Langley is an athletically gifted corner, but he’s extremely raw and inexperienced. When Denver had to turn to him last year as a rookie, the team got burned. It doesn’t seem as if the pro game has slowed down for Langley quite yet.

“Just to slow his process down,” Woods said, responding to what his message for Langley is. “It’s not going to change. Whether they get on the ball and go no huddle, whether we’re in the red zone or it’s two minutes, the technique you’re playing is the technique. Don’t change it just because of the situation. So, I’m really just trying to have him be patient. He gets frustrated making mistakes. I said, ‘Hey, learn from that mistake and move on to the next play,’ but right now he’s hanging on to it. He’s holding on to it too long. He just has to continue to mature and trust what we’re teaching him to do and play technique.”

If a guy gets beaten in the NFL, he has to be able to quickly turn the page and not let it smolder or eat at him in-game — and the same goes for practice. The focus should be on the next rep. The film room is the time to analyze what went wrong in a failed matchup and correct it for the next day.

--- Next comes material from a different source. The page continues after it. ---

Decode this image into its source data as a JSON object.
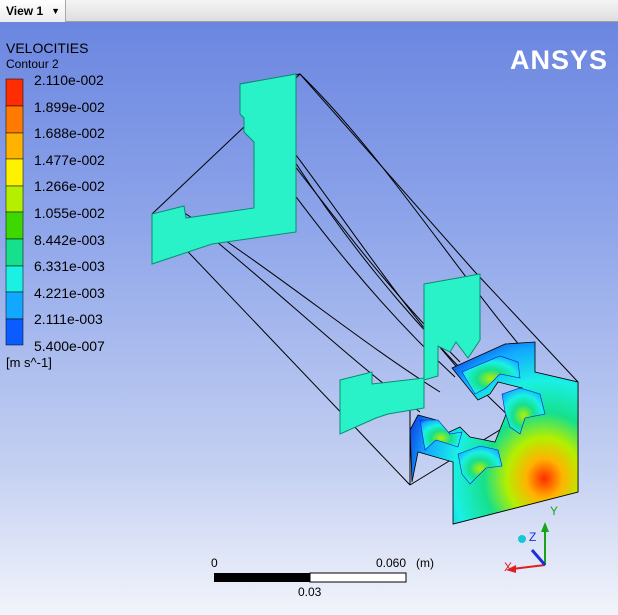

"Langley, he’s doing OK also," Coach Joseph said. "He’s got to make sure he doesn’t make the same mistake twice. That’s part of your growth as a young player. Once you make the mistake and we fix it, you have to fix it. It can’t show up the next day over and over again. That’s where he has to get better, Langley.”

Holding onto failure on the field can lead to a player getting stuck in his own head, which makes it extremely difficult to just play with instinct. That’s a lesson Langley needs to learn soon, otherwise he’ll have to sit on the sideline while Isaac Yiadom vacuums up all the first-team reps with Tramaine Brock out.

Yiadom is putting in the necessary work to get better, and approaching training camp with the right mindset. As NBA star Kevin Durant once said, “Hard work beats talent when talent fails to work hard.” As one of the first guys to hit the practice field every day, very few are currently out-working Yiadom.

“He always comes out and works the ladders, but the bright lights don’t bother him," Woods said. "It’s not too big for him, so that’s why I’m anxious just to get him to the preseason and see how he performs.”